September 24, 2012

To Arxiv or not to Arxiv

To be honest, I had never cared about the copyright transfer forms and just blindly signed and submitted them while submitting the camera ready of my papers. I only hope that this does not change the next time I submit a paper. My concerns are based on the discussions in the networks lab (at the University of Washington) regarding the copyright held by ACM.

Based on the discussions I believe that I may have violated some of the ACM copyrights by maintaining author versions of my papers on HAL, an arxiv equivalent from INRIA. I personally prefer these author versions. The author versions give me the flexibility to update a future date if some additional text is required based on the discussions during conferences. Now based on the verdict, as reported by wired, against Aaron Schwartz I am worried.

Federal prosectors added nine new felony counts against well-known coder and activist Aaron Swartz, who was charged last year for allegedly breaching hacking laws by downloading millions of academic articles from a subscription database via an open connection at MIT.

“JSTOR authorizes users to download a limited number of journal articles at a time,” according to the latest indictment. “Before being given access to JSTOR’s digital archive, each user must agree and acknowledge that they cannot download or export content from JSTOR’s computer servers with automated programs such as web robots, spiders, and scrapers. JSTOR also uses computerized measures to prevent users from downloading an unauthorized number of articles using automated techniques.”
I do not know if ACM or IEEE will start suing authors who have only a few publications but authors like me are an easy target. In this regards, The Cost of Knowledge is a site that discourages the use of Elsevier as a publication platform. I believe that in the next few years a similar initiative might come up that discourages the submission to ACM. In the meantime I will still continue to use HAL and make my author versions available on arxiv as tech/research reports.

September 6, 2012

A variable length macro for logging in C++ without format specifiers

I wanted to write a simple logging module for c++. My requirements were simple
  • Nothing fancy but a simple macro to log variables. 
  • No format specifiers like "%s %d" and so on. 
  • Variable argument list
  • Use cout to dump the log messages. Later on this should support logging to syslog if required.
  • Easy to enable and disable with #if 0 and #if 1 declarations.
I did a couple of searches but then most of the implementations were heavy to use and I just wanted a macro that I could enable and disable before compilations.
The following is the simplest I could think of and come up with.
#include <iostream>

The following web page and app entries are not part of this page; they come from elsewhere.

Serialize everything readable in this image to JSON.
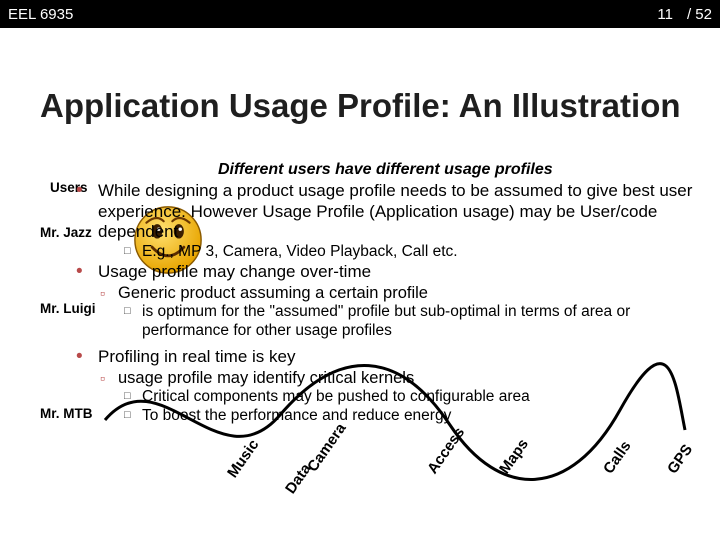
{
  "topbar": {
    "course": "EEL 6935",
    "page_num": "11",
    "page_sep": "/ 52"
  },
  "title": "Application Usage Profile: An Illustration",
  "subtitle": "Different users have different usage profiles",
  "labels": {
    "users": "Users",
    "jazz": "Mr. Jazz",
    "luigi": "Mr. Luigi",
    "mtb": "Mr. MTB"
  },
  "bullets": {
    "b0": "While designing a product usage profile needs to be assumed to give best user experience. However Usage Profile (Application usage) may be User/code dependent",
    "b0a": "E.g., MP 3, Camera, Video Playback, Call etc.",
    "b1": "Usage profile may change over-time",
    "b1a": "Generic product assuming a certain profile",
    "b1a1": "is optimum for the \"assumed\" profile but sub-optimal in terms of area or performance for other usage profiles",
    "b2": "Profiling in real time is key",
    "b2a": "usage profile may identify critical kernels",
    "b2a1": "Critical components may be pushed to configurable area",
    "b2a2": "To boost the performance and reduce energy"
  },
  "axis": {
    "music": "Music",
    "data": "Data",
    "camera": "Camera",
    "access": "Access",
    "maps": "Maps",
    "calls": "Calls",
    "gps": "GPS"
  }
}
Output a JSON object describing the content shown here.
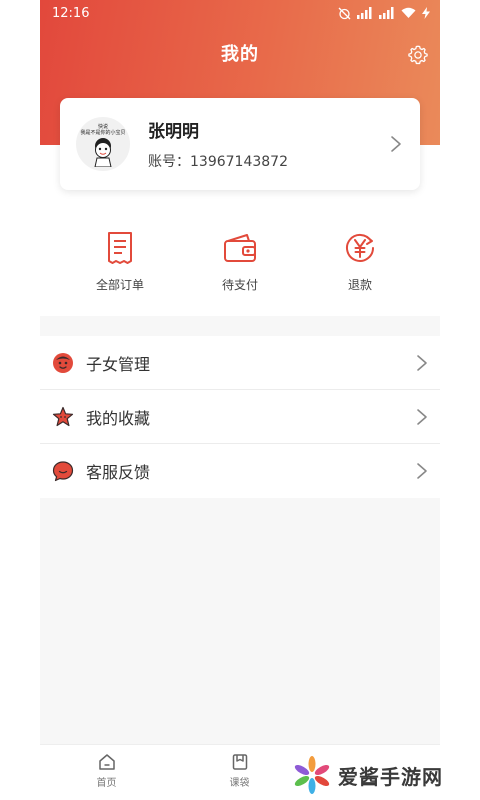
{
  "status_bar": {
    "time": "12:16"
  },
  "header": {
    "title": "我的"
  },
  "profile": {
    "name": "张明明",
    "account": "账号：13967143872",
    "avatar_caption_line1": "快说",
    "avatar_caption_line2": "我是不是你的小宝贝"
  },
  "orders": [
    {
      "label": "全部订单",
      "icon": "receipt-icon"
    },
    {
      "label": "待支付",
      "icon": "wallet-icon"
    },
    {
      "label": "退款",
      "icon": "refund-icon"
    }
  ],
  "menu": [
    {
      "label": "子女管理",
      "icon": "child-face-icon"
    },
    {
      "label": "我的收藏",
      "icon": "star-icon"
    },
    {
      "label": "客服反馈",
      "icon": "chat-bubble-icon"
    }
  ],
  "bottom_nav": [
    {
      "label": "首页",
      "icon": "home-icon"
    },
    {
      "label": "课袋",
      "icon": "bag-icon"
    },
    {
      "label": "",
      "icon": ""
    }
  ],
  "watermark": {
    "text": "爱酱手游网"
  },
  "colors": {
    "accent": "#e24a3b",
    "header_gradient_end": "#ea8a5a",
    "background_gray": "#f7f7f7"
  }
}
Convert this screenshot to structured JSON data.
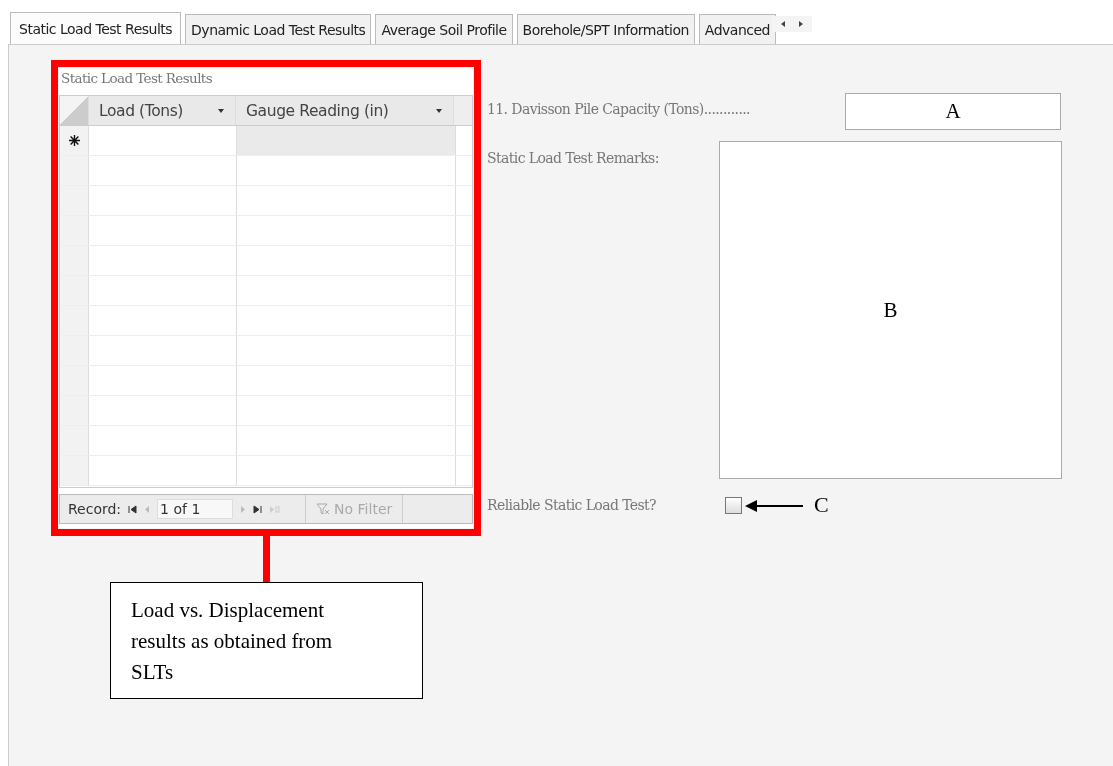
{
  "tabs": [
    {
      "label": "Static Load Test Results",
      "selected": true
    },
    {
      "label": "Dynamic Load Test Results",
      "selected": false
    },
    {
      "label": "Average Soil Profile",
      "selected": false
    },
    {
      "label": "Borehole/SPT Information",
      "selected": false
    },
    {
      "label": "Advanced",
      "selected": false
    }
  ],
  "subform": {
    "title": "Static Load Test Results",
    "columns": [
      "Load (Tons)",
      "Gauge Reading (in)"
    ],
    "navigation": {
      "label": "Record:",
      "position": "1 of 1",
      "filter": "No Filter"
    }
  },
  "capacity_field": {
    "label": "11. Davisson Pile Capacity (Tons)............",
    "value": "A"
  },
  "remarks_field": {
    "label": "Static Load Test Remarks:",
    "value": "B"
  },
  "reliable_checkbox": {
    "label": "Reliable Static Load Test?",
    "checked": false
  },
  "annotations": {
    "checkbox_marker": "C",
    "callout": "Load vs. Displacement results as obtained from SLTs"
  }
}
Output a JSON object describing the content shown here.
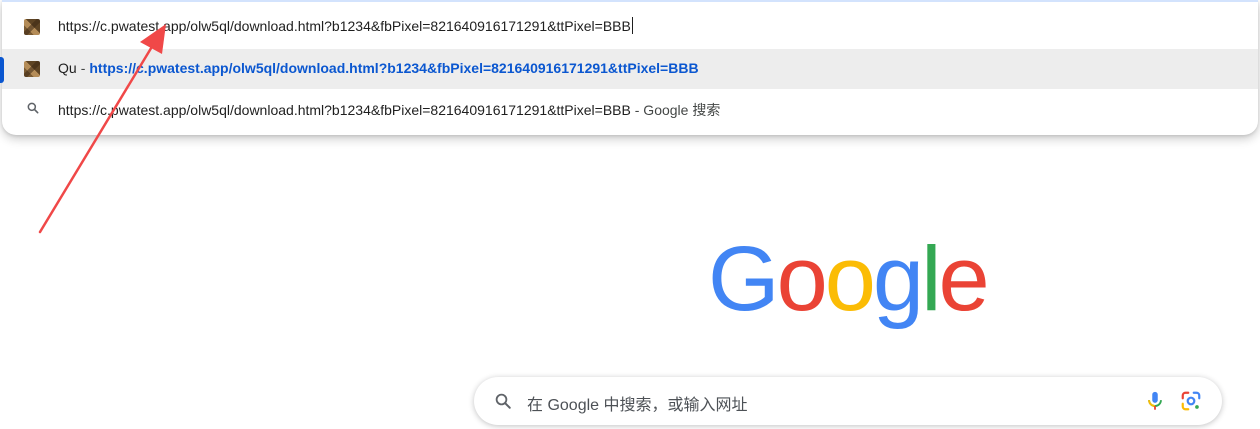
{
  "omnibox": {
    "input_value": "https://c.pwatest.app/olw5ql/download.html?b1234&fbPixel=821640916171291&ttPixel=BBB",
    "favicon_icon": "site-favicon",
    "suggestions": [
      {
        "title": "Qu",
        "separator": "-",
        "url": "https://c.pwatest.app/olw5ql/download.html?b1234&fbPixel=821640916171291&ttPixel=BBB",
        "icon": "site-favicon",
        "selected": true
      },
      {
        "url": "https://c.pwatest.app/olw5ql/download.html?b1234&fbPixel=821640916171291&ttPixel=BBB",
        "suffix": " - Google 搜索",
        "icon": "search-icon"
      }
    ]
  },
  "logo": {
    "text": "Google",
    "letter_colors": [
      "#4285F4",
      "#EA4335",
      "#FBBC05",
      "#4285F4",
      "#34A853",
      "#EA4335"
    ]
  },
  "search": {
    "placeholder": "在 Google 中搜索，或输入网址",
    "icons": [
      "search-icon",
      "mic-icon",
      "lens-icon"
    ]
  },
  "annotation": {
    "type": "red-arrow",
    "color": "#f04848"
  },
  "colors": {
    "accent": "#0b57d0",
    "selected_row_bg": "#ededed"
  }
}
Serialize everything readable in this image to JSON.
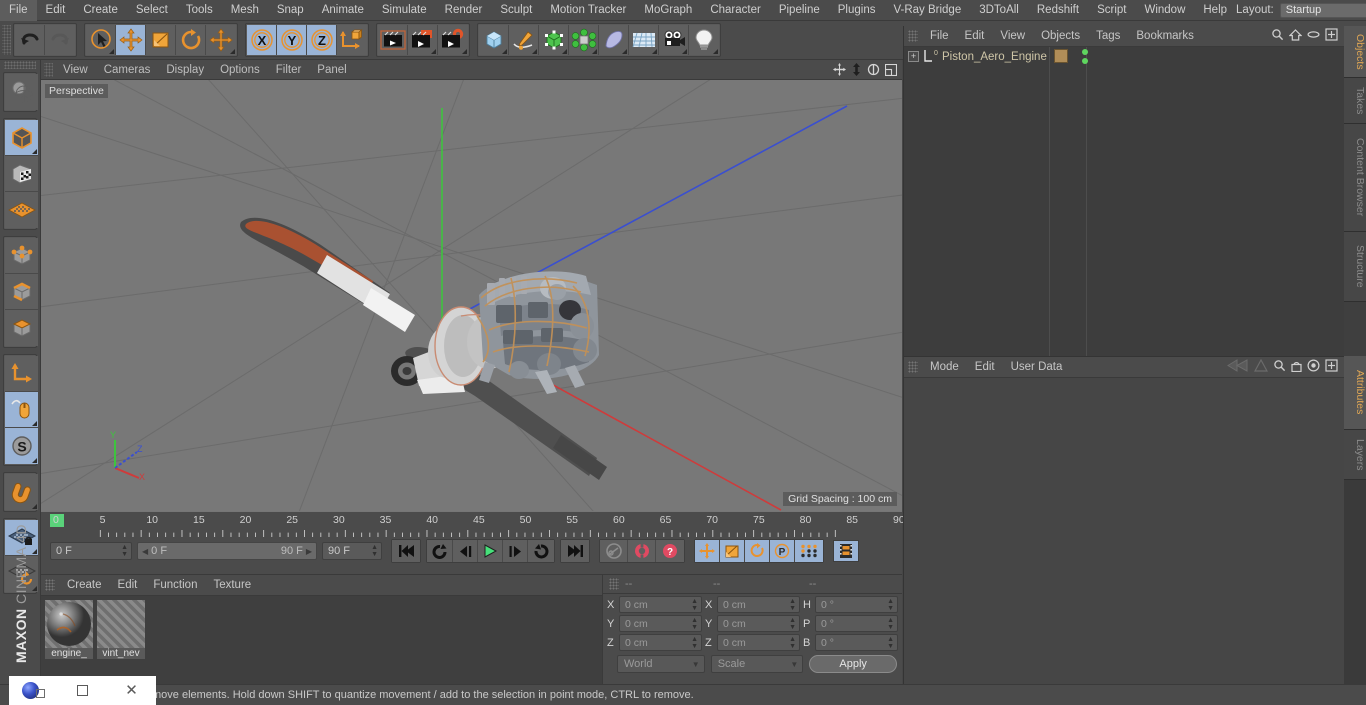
{
  "menubar": {
    "items": [
      "File",
      "Edit",
      "Create",
      "Select",
      "Tools",
      "Mesh",
      "Snap",
      "Animate",
      "Simulate",
      "Render",
      "Sculpt",
      "Motion Tracker",
      "MoGraph",
      "Character",
      "Pipeline",
      "Plugins",
      "V-Ray Bridge",
      "3DToAll",
      "Redshift",
      "Script",
      "Window",
      "Help"
    ],
    "layout_label": "Layout:",
    "layout_value": "Startup",
    "search_icon": "magnifier-icon",
    "home_icon": "home-icon",
    "minimize_icon": "minimize-icon",
    "maximize_icon": "maximize-icon"
  },
  "toolbar": {
    "groups": [
      {
        "name": "history",
        "buttons": [
          {
            "icon": "undo-icon",
            "name": "undo-button",
            "active": false
          },
          {
            "icon": "redo-icon",
            "name": "redo-button",
            "active": false
          }
        ]
      },
      {
        "name": "tools",
        "buttons": [
          {
            "icon": "live-selection-icon",
            "name": "live-selection-tool",
            "active": false
          },
          {
            "icon": "move-icon",
            "name": "move-tool",
            "active": true
          },
          {
            "icon": "scale-icon",
            "name": "scale-tool",
            "active": false
          },
          {
            "icon": "rotate-icon",
            "name": "rotate-tool",
            "active": false
          },
          {
            "icon": "move-icon",
            "name": "move-duplicate-tool",
            "active": false
          }
        ]
      },
      {
        "name": "axis-locks",
        "buttons": [
          {
            "icon": "x-axis-icon",
            "name": "x-axis-lock",
            "active": true
          },
          {
            "icon": "y-axis-icon",
            "name": "y-axis-lock",
            "active": true
          },
          {
            "icon": "z-axis-icon",
            "name": "z-axis-lock",
            "active": true
          },
          {
            "icon": "world-object-axis-icon",
            "name": "world-object-toggle",
            "active": false
          }
        ]
      },
      {
        "name": "render",
        "buttons": [
          {
            "icon": "render-view-icon",
            "name": "render-view-button",
            "active": false
          },
          {
            "icon": "render-region-icon",
            "name": "render-to-picture-viewer-button",
            "active": false
          },
          {
            "icon": "render-settings-icon",
            "name": "render-settings-button",
            "active": false
          }
        ]
      },
      {
        "name": "create",
        "buttons": [
          {
            "icon": "cube-icon",
            "name": "add-cube-object",
            "active": false
          },
          {
            "icon": "pen-icon",
            "name": "add-spline-object",
            "active": false
          },
          {
            "icon": "nurbs-icon",
            "name": "add-generator-object",
            "active": false
          },
          {
            "icon": "array-icon",
            "name": "add-modeling-object",
            "active": false
          },
          {
            "icon": "bend-icon",
            "name": "add-deformer-object",
            "active": false
          },
          {
            "icon": "floor-icon",
            "name": "add-scene-object",
            "active": false
          },
          {
            "icon": "camera-icon",
            "name": "add-camera-object",
            "active": false
          },
          {
            "icon": "light-icon",
            "name": "add-light-object",
            "active": false
          }
        ]
      }
    ]
  },
  "leftbar": {
    "groups": [
      [
        {
          "icon": "undo-view-icon",
          "name": "undo-view-button",
          "active": false
        }
      ],
      [
        {
          "icon": "model-mode-icon",
          "name": "model-mode-button",
          "active": true
        },
        {
          "icon": "texture-mode-icon",
          "name": "texture-mode-button",
          "active": false
        },
        {
          "icon": "workplane-icon",
          "name": "workplane-button",
          "active": false
        }
      ],
      [
        {
          "icon": "points-mode-icon",
          "name": "points-mode-button",
          "active": false
        },
        {
          "icon": "edges-mode-icon",
          "name": "edges-mode-button",
          "active": false
        },
        {
          "icon": "polygons-mode-icon",
          "name": "polygons-mode-button",
          "active": false
        }
      ],
      [
        {
          "icon": "axis-modify-icon",
          "name": "enable-axis-button",
          "active": false
        },
        {
          "icon": "viewport-solo-icon",
          "name": "viewport-solo-button",
          "active": true
        },
        {
          "icon": "soft-selection-icon",
          "name": "soft-selection-button",
          "active": true
        }
      ],
      [
        {
          "icon": "magnet-icon",
          "name": "magnet-tool-button",
          "active": false
        }
      ],
      [
        {
          "icon": "lock-workplane-icon",
          "name": "lock-workplane-button",
          "active": true
        },
        {
          "icon": "planar-workplane-icon",
          "name": "planar-workplane-button",
          "active": false
        }
      ]
    ],
    "brand_main": "MAXON",
    "brand_sub": "CINEMA 4D"
  },
  "viewport": {
    "menu": [
      "View",
      "Cameras",
      "Display",
      "Filter",
      "Panel"
    ],
    "menu_full": [
      "View",
      "Cameras",
      "Display",
      "Options",
      "Filter",
      "Panel"
    ],
    "label": "Perspective",
    "grid_spacing": "Grid Spacing : 100 cm",
    "icons": [
      "move-camera-icon",
      "dolly-camera-icon",
      "rotate-camera-icon",
      "maximize-viewport-icon"
    ],
    "axis_x": "X",
    "axis_y": "Y",
    "axis_z": "Z",
    "scene_description": "Piston aero engine with propeller on perspective grid"
  },
  "timeline": {
    "ticks": [
      "0",
      "5",
      "10",
      "15",
      "20",
      "25",
      "30",
      "35",
      "40",
      "45",
      "50",
      "55",
      "60",
      "65",
      "70",
      "75",
      "80",
      "85",
      "90"
    ],
    "current_frame": "0 F",
    "preview_start": "0 F",
    "preview_end": "90 F",
    "max_frame": "90 F",
    "frame_field_right": "0 F",
    "transport": [
      {
        "icon": "go-to-start-icon",
        "name": "go-to-start-button",
        "active": false
      },
      {
        "icon": "play-backwards-loop-icon",
        "name": "play-backwards-button",
        "active": false
      },
      {
        "icon": "previous-frame-icon",
        "name": "previous-frame-button",
        "active": false
      },
      {
        "icon": "play-forward-icon",
        "name": "play-button",
        "active": false
      },
      {
        "icon": "next-frame-icon",
        "name": "next-frame-button",
        "active": false
      },
      {
        "icon": "play-loop-icon",
        "name": "loop-button",
        "active": false
      },
      {
        "icon": "go-to-end-icon",
        "name": "go-to-end-button",
        "active": false
      }
    ],
    "keyframe_tools": [
      {
        "icon": "record-key-disabled-icon",
        "name": "autokeying-button",
        "active": false
      },
      {
        "icon": "record-active-objects-icon",
        "name": "record-active-objects-button",
        "active": false
      },
      {
        "icon": "keyframe-selection-icon",
        "name": "keyframe-selection-button",
        "active": false
      }
    ],
    "key_toggles": [
      {
        "icon": "position-key-icon",
        "name": "position-key-toggle",
        "active": true
      },
      {
        "icon": "scale-key-icon",
        "name": "scale-key-toggle",
        "active": true
      },
      {
        "icon": "rotation-key-icon",
        "name": "rotation-key-toggle",
        "active": true
      },
      {
        "icon": "parameter-key-icon",
        "name": "parameter-key-toggle",
        "active": true
      },
      {
        "icon": "point-level-animation-icon",
        "name": "pla-toggle",
        "active": true
      }
    ],
    "timeline_toggle": {
      "icon": "film-strip-icon",
      "name": "timeline-toggle",
      "active": true
    }
  },
  "material_manager": {
    "menu": [
      "Create",
      "Edit",
      "Function",
      "Texture"
    ],
    "materials": [
      {
        "name": "engine_",
        "type": "shaded-sphere"
      },
      {
        "name": "vint_nev",
        "type": "empty-slot"
      }
    ]
  },
  "coordinates": {
    "header_dashes": [
      "--",
      "--",
      "--"
    ],
    "rows": [
      {
        "label": "X",
        "position": "0 cm",
        "label2": "X",
        "size": "0 cm",
        "label3": "H",
        "rot": "0 °"
      },
      {
        "label": "Y",
        "position": "0 cm",
        "label2": "Y",
        "size": "0 cm",
        "label3": "P",
        "rot": "0 °"
      },
      {
        "label": "Z",
        "position": "0 cm",
        "label2": "Z",
        "size": "0 cm",
        "label3": "B",
        "rot": "0 °"
      }
    ],
    "coord_system": "World",
    "mode": "Scale",
    "apply_label": "Apply"
  },
  "object_manager": {
    "menu": [
      "File",
      "Edit",
      "View",
      "Objects",
      "Tags",
      "Bookmarks"
    ],
    "icons": [
      "magnifier-icon",
      "home-icon",
      "ellipse-icon",
      "new-tab-icon"
    ],
    "objects": [
      {
        "name": "Piston_Aero_Engine",
        "layer": "0",
        "expandable": true,
        "tag": "material-tag",
        "visibility_top": "green",
        "visibility_bottom": "green"
      }
    ]
  },
  "attribute_manager": {
    "menu": [
      "Mode",
      "Edit",
      "User Data"
    ],
    "icons": [
      "history-back-icon",
      "pin-icon",
      "magnifier-icon",
      "lock-icon",
      "target-icon",
      "new-tab-icon"
    ]
  },
  "vertical_tabs": [
    {
      "label": "Objects",
      "active": true
    },
    {
      "label": "Takes",
      "active": false
    },
    {
      "label": "Content Browser",
      "active": false
    },
    {
      "label": "Structure",
      "active": false
    },
    {
      "label": "Attributes",
      "active": true
    },
    {
      "label": "Layers",
      "active": false
    }
  ],
  "statusbar": {
    "text": "move elements. Hold down SHIFT to quantize movement / add to the selection in point mode, CTRL to remove."
  },
  "window_overlay": {
    "app_icon": "cinema4d-icon",
    "restore_icon": "restore-window-icon",
    "maximize_icon": "maximize-window-icon",
    "close_icon": "close-window-icon"
  },
  "colors": {
    "bg": "#464646",
    "panel": "#4b4b4b",
    "viewport": "#767676",
    "accent_orange": "#e8922e",
    "active_blue": "#9ab4d6",
    "axis_x": "#d23b3b",
    "axis_y": "#3ec43e",
    "axis_z": "#4060d8",
    "tab_active": "#e0a755",
    "object_name": "#cfc6a8"
  }
}
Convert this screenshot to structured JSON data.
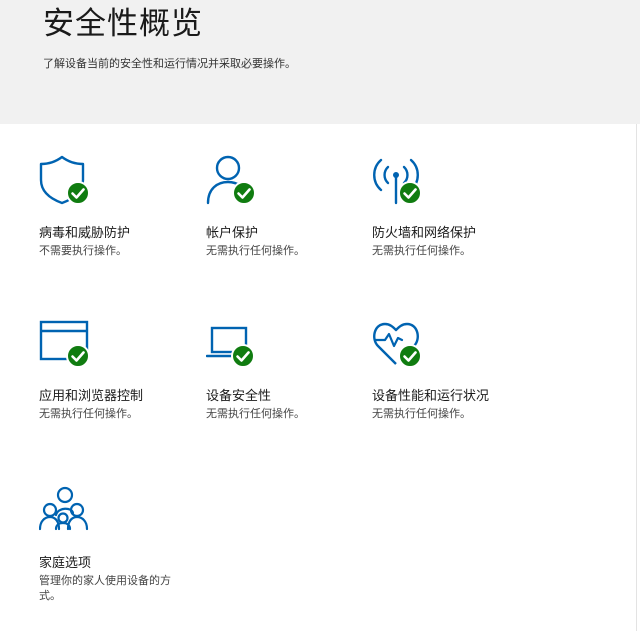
{
  "page": {
    "title": "安全性概览",
    "subtitle": "了解设备当前的安全性和运行情况并采取必要操作。"
  },
  "tiles": [
    {
      "id": "virus",
      "icon": "shield-check-icon",
      "title": "病毒和威胁防护",
      "status": "不需要执行操作。"
    },
    {
      "id": "account",
      "icon": "person-check-icon",
      "title": "帐户保护",
      "status": "无需执行任何操作。"
    },
    {
      "id": "firewall",
      "icon": "antenna-check-icon",
      "title": "防火墙和网络保护",
      "status": "无需执行任何操作。"
    },
    {
      "id": "appbrowser",
      "icon": "browser-window-check-icon",
      "title": "应用和浏览器控制",
      "status": "无需执行任何操作。"
    },
    {
      "id": "device",
      "icon": "laptop-check-icon",
      "title": "设备安全性",
      "status": "无需执行任何操作。"
    },
    {
      "id": "health",
      "icon": "heart-pulse-check-icon",
      "title": "设备性能和运行状况",
      "status": "无需执行任何操作。"
    },
    {
      "id": "family",
      "icon": "family-people-icon",
      "title": "家庭选项",
      "status": "管理你的家人使用设备的方式。"
    }
  ],
  "colors": {
    "icon_blue": "#0063b1",
    "check_green": "#107c10",
    "header_bg": "#f1f1f1"
  }
}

#if 1
#define LOG_DEBUG(param) do {     \
  std::cout << param << std::endl;\
} while(0); 
#define LOG_DEBUG(param) do { } while(0);

int main()
  int v1 = 10;
  double v2 = 100223.1212313;
  LOG_DEBUG(1<< " " << 3.5 << " " << "hello" << " " << v1 << " " << v2);
Output is as follows
$> ./a.out 
1 3.5 hello 10 100223